A variety of reasons have been given for the adoption of lotteries by states, but most of them revolve around the need for tax revenue. In fact, lotteries have proved to be a very effective source of painless taxation, since they generate income for the public through a form of voluntary spending that is both legal and unobtrusive. While most people who buy lottery tickets are not compulsive gamblers, they do play the game with a certain amount of hope that they will one day walk onto a stage to receive an oversized check for millions of dollars.

While the casting of lots has a long record in human history (including several instances in the Bible), the use of lotteries to raise money for material gain is more recent, dating back to the 15th century in the Low Countries. In fact, the first recorded lotteries to offer tickets in exchange for money were held in 1466 in Bruges for municipal repairs and to help the poor.

Many lotteries have a reputation for corruption, and some even have a history of violence. In addition to the obvious bribery of officials and police, some lotteries have been used to finance wars and slavery. Despite these problems, the vast majority of lottery proceeds are used to benefit the public, and most lottery participants believe that they are helping their communities.
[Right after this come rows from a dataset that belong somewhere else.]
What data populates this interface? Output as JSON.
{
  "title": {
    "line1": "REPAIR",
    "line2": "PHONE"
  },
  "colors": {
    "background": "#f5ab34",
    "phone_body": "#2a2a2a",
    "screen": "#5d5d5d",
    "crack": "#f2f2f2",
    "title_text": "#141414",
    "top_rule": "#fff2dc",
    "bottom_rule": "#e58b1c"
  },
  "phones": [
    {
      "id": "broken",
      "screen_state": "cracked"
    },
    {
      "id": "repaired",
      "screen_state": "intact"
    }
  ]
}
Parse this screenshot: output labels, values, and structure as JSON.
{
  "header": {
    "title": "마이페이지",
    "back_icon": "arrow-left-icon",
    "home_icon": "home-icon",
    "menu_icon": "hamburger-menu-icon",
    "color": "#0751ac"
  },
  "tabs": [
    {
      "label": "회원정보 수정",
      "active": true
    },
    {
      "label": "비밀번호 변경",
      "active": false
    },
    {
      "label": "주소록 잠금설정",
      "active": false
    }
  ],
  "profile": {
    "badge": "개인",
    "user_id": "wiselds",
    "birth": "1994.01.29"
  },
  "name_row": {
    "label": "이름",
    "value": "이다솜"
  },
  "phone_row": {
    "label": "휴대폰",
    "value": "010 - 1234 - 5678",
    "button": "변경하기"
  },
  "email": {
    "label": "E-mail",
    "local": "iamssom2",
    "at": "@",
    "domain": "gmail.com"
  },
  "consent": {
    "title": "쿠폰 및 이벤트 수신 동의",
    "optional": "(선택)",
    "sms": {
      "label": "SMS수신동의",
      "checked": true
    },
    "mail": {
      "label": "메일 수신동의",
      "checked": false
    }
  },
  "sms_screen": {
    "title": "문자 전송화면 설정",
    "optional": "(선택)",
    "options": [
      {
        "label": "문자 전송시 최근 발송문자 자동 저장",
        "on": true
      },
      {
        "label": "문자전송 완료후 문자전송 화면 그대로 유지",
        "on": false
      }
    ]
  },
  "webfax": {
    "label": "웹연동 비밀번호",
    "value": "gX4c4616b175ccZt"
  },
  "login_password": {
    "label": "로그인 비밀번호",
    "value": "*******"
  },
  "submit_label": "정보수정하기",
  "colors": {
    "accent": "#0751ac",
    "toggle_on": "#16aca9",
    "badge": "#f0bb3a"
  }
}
Despite the controversy surrounding them, state-sponsored lotteries remain popular. Currently, 44 states and the District of Columbia operate lotteries. However, six of them do not allow the purchase of Powerball and Mega Millions tickets: Alabama, Alaska, Hawaii, Mississippi, Utah, and Nevada. The reasons for these exceptions vary; Alabama and Utah do not permit gambling, while Mississippi and Nevada already get their share of the profits from other forms of gambling and do not need a competing lottery to cut into their revenues.

The most successful lottery players are those who recognize the importance of strategic thinking and have the courage to step outside of convention. They avoid limiting themselves to conventional patterns when selecting their lottery numbers and instead choose numbers with high probability of hitting the jackpot. They are also mindful of the effects that a sudden windfall can have on their personal and professional lives. For this reason, lottery winners often employ a team of experts to manage their newfound wealth. In addition to the financial specialists, these teams usually include psychologists and therapists. Having these professionals on hand can prevent a lottery winner from quickly spending their entire winnings and becoming a burden to society.